Goal of the exercise
Since only the total matters, count the lines of these entries containing the word "label" and write that total alone.

(Beginning of Data provided)

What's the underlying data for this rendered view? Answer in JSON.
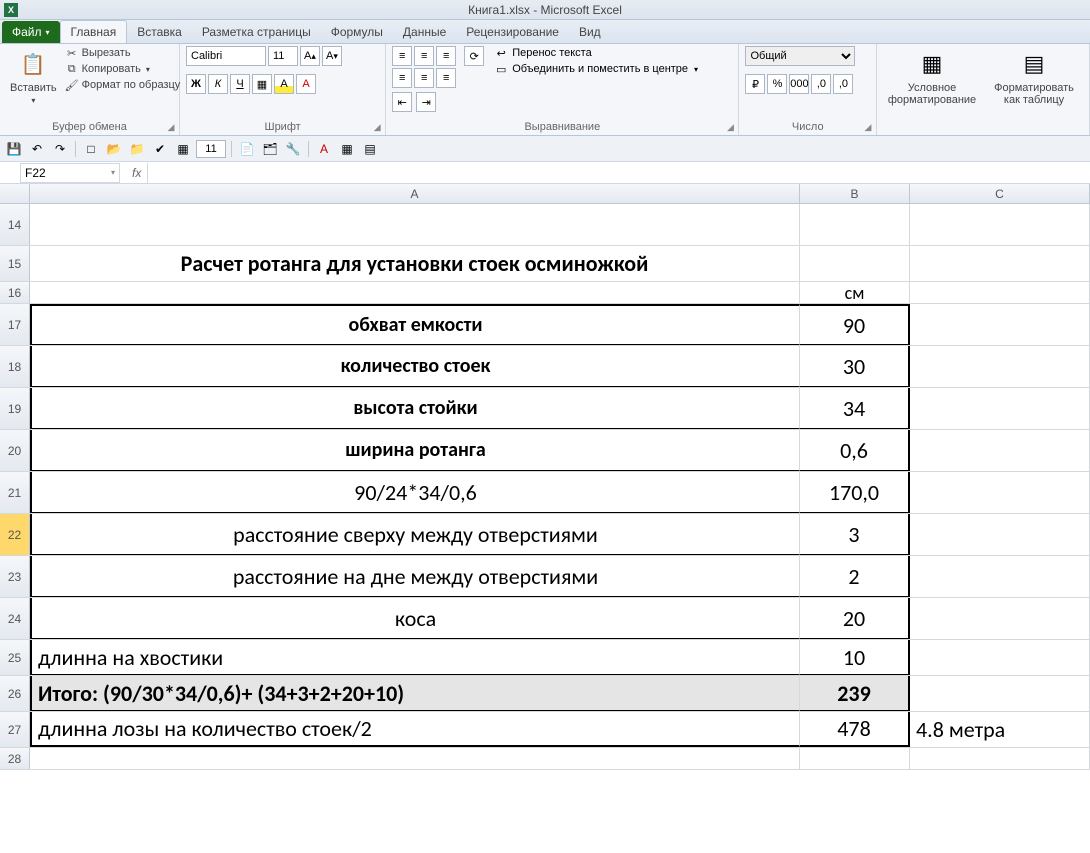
{
  "title": "Книга1.xlsx  -  Microsoft Excel",
  "tabs": {
    "file": "Файл",
    "home": "Главная",
    "insert": "Вставка",
    "layout": "Разметка страницы",
    "formulas": "Формулы",
    "data": "Данные",
    "review": "Рецензирование",
    "view": "Вид"
  },
  "clipboard": {
    "paste": "Вставить",
    "cut": "Вырезать",
    "copy": "Копировать",
    "format_painter": "Формат по образцу",
    "label": "Буфер обмена"
  },
  "font": {
    "name": "Calibri",
    "size": "11",
    "label": "Шрифт"
  },
  "align": {
    "wrap": "Перенос текста",
    "merge": "Объединить и поместить в центре",
    "label": "Выравнивание"
  },
  "number": {
    "format": "Общий",
    "label": "Число"
  },
  "styles": {
    "cond": "Условное форматирование",
    "table": "Форматировать как таблицу"
  },
  "qat_font_size": "11",
  "namebox": "F22",
  "formula": "",
  "cols": {
    "A": "A",
    "B": "B",
    "C": "C"
  },
  "rows": {
    "14": {
      "n": "14"
    },
    "15": {
      "n": "15",
      "A": "Расчет ротанга для установки стоек осминожкой"
    },
    "16": {
      "n": "16",
      "B": "см"
    },
    "17": {
      "n": "17",
      "A": "обхват емкости",
      "B": "90"
    },
    "18": {
      "n": "18",
      "A": "количество стоек",
      "B": "30"
    },
    "19": {
      "n": "19",
      "A": "высота стойки",
      "B": "34"
    },
    "20": {
      "n": "20",
      "A": "ширина ротанга",
      "B": "0,6"
    },
    "21": {
      "n": "21",
      "A": "90/24*34/0,6",
      "B": "170,0"
    },
    "22": {
      "n": "22",
      "A": "расстояние сверху между отверстиями",
      "B": "3"
    },
    "23": {
      "n": "23",
      "A": "расстояние на дне между отверстиями",
      "B": "2"
    },
    "24": {
      "n": "24",
      "A": "коса",
      "B": "20"
    },
    "25": {
      "n": "25",
      "A": "длинна на хвостики",
      "B": "10"
    },
    "26": {
      "n": "26",
      "A": "Итого: (90/30*34/0,6)+ (34+3+2+20+10)",
      "B": "239"
    },
    "27": {
      "n": "27",
      "A": "длинна лозы на  количество стоек/2",
      "B": "478",
      "C": "4.8 метра"
    },
    "28": {
      "n": "28"
    }
  }
}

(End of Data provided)

The answer
4